The vessels will feature ‘modern’ technology that is expected to reduce CO₂ emissions by 25% and NOx emissions by 80%.
This ship upgrade project is slated to be finished next year.
Hurtigruten Norway CEO Hedda Felin said: “This is the largest environmental upgrade in Hurtigruten’s history, and one of the largest of its kind in Europe. This will make a real impact in reducing emissions in Norwegian waters.
“The fact that such an investment also leads to ripple effects in the local communities along the coast, is something we are very proud of.”
Of the seven vessels, three ships will be transformed into hybrid ships.
The first ship, MS Richard With, will be equipped with new main engines and battery packs.
This vessel is currently at Myklebust Yard in northwestern Norway.
MS Kong Harald and MS Nordlys will undergo the same upgrade.
Meanwhile, MS Nordnorge, MS Nordkapp and MS Polarlys will be fitted with selective catalytic reduction (SCR) facilities.
In 2019, MS Vesterålen, the last ship in the fleet, was modernised with new engines as well as SCR facilities.
Hurtigruten Norway has turned to Kongsberg Maritime for the conversion of the ships.
Kongsberg Maritime will execute the design work and upgrades on MS Richard With, MS Nordlys and MS Kong Harald.
Myklebust Yard has been commissioned to modernise the first two vessels.
All ships in Hurtigruten Norway’s fleet already feature shore power convertibility, which helps remove emissions in ports providing shore power.
For eliminating carbon emissions, Hurtigruten Norway will also utilise certified biofuels.
The yard will aim to deliver MS Richard With on 9 August.

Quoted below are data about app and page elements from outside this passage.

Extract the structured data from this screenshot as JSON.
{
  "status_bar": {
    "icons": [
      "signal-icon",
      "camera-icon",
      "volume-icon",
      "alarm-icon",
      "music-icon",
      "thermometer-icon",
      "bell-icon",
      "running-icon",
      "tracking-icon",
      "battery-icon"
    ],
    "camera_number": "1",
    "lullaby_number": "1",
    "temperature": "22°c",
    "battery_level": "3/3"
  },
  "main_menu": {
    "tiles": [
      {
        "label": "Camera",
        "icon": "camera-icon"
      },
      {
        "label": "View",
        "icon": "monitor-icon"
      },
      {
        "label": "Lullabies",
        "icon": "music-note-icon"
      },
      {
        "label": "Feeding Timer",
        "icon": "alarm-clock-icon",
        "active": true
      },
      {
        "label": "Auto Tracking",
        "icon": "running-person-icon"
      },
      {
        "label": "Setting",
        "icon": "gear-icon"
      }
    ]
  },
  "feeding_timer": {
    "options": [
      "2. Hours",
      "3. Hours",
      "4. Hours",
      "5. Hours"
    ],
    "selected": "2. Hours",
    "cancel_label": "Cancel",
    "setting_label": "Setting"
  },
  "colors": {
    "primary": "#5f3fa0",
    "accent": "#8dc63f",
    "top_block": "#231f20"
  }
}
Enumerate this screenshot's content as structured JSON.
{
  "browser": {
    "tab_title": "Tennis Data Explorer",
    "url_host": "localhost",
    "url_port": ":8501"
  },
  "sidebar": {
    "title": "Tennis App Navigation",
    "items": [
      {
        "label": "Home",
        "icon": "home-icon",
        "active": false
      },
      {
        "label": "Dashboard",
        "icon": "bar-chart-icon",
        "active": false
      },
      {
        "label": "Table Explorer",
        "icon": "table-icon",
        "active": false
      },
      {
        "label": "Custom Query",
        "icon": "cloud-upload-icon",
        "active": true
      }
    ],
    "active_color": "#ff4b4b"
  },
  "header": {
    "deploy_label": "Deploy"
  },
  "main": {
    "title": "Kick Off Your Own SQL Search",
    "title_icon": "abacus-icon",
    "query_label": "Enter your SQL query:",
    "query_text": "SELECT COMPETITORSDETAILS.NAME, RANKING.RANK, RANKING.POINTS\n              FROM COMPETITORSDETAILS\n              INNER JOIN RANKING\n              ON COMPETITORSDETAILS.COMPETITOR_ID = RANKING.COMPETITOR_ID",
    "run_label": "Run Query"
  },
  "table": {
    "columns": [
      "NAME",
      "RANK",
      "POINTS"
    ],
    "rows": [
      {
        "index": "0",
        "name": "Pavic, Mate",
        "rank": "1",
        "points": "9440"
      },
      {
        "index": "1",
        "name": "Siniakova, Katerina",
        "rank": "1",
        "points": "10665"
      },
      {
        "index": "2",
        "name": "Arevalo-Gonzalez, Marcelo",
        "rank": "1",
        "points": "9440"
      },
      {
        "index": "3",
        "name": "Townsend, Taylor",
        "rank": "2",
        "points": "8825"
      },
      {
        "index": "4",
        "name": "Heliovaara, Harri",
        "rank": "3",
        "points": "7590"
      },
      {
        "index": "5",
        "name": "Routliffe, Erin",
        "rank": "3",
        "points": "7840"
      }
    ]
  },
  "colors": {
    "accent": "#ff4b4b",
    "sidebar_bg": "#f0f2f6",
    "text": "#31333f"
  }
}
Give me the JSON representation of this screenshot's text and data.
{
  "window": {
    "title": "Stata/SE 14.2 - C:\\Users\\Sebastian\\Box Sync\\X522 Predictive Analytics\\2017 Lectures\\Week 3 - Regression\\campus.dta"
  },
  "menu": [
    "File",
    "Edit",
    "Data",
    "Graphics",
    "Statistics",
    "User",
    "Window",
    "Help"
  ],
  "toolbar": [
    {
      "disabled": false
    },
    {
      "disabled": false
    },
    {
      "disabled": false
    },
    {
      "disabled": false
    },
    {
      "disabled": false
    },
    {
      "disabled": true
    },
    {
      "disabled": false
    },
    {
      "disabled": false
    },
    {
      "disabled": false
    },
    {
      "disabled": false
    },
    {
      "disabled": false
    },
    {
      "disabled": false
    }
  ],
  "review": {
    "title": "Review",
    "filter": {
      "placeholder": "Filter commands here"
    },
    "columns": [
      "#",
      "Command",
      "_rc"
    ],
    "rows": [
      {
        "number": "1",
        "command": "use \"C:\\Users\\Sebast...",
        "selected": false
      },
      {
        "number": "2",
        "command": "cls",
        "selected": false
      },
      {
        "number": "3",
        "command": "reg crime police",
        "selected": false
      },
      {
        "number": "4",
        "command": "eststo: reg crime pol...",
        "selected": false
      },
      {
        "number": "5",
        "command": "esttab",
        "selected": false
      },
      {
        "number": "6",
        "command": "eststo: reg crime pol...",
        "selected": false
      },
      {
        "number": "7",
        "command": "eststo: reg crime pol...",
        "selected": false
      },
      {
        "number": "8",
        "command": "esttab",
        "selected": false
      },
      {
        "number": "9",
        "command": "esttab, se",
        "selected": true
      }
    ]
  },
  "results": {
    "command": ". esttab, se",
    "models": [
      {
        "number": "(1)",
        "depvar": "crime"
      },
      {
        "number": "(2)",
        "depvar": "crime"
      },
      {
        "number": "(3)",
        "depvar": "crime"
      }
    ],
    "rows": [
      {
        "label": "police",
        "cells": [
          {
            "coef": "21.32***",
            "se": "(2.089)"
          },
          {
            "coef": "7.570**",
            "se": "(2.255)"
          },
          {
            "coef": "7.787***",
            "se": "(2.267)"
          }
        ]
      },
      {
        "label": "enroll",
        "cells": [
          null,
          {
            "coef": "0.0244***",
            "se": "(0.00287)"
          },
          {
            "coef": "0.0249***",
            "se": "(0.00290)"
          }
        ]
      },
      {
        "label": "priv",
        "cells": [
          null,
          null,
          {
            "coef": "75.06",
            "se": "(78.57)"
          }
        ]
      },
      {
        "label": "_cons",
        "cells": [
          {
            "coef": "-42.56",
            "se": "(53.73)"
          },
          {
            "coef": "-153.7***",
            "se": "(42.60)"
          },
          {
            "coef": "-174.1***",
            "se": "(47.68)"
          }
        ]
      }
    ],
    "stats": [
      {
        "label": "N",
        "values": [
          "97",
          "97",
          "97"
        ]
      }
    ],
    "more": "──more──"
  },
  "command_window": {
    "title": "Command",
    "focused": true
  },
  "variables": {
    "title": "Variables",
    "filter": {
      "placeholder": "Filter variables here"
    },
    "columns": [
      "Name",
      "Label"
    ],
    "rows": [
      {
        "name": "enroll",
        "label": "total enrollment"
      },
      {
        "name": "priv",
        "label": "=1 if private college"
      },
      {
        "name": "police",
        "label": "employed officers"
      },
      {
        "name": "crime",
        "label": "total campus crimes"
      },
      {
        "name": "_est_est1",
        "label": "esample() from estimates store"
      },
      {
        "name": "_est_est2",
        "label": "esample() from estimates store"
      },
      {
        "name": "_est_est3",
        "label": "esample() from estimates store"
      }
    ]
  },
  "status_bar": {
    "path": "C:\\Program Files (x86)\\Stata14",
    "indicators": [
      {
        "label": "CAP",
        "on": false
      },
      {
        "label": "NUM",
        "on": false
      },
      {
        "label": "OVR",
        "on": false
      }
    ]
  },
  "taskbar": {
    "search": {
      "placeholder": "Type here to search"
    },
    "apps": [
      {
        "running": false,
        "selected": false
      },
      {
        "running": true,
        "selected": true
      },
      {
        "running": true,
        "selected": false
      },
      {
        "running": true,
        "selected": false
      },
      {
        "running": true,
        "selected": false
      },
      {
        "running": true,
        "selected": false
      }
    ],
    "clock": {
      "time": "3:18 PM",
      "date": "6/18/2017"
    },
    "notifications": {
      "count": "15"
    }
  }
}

Thereafter, MS Kong Harald will reach Myklebust Yard to undergo the same upgrades, followed by MS Nordlys.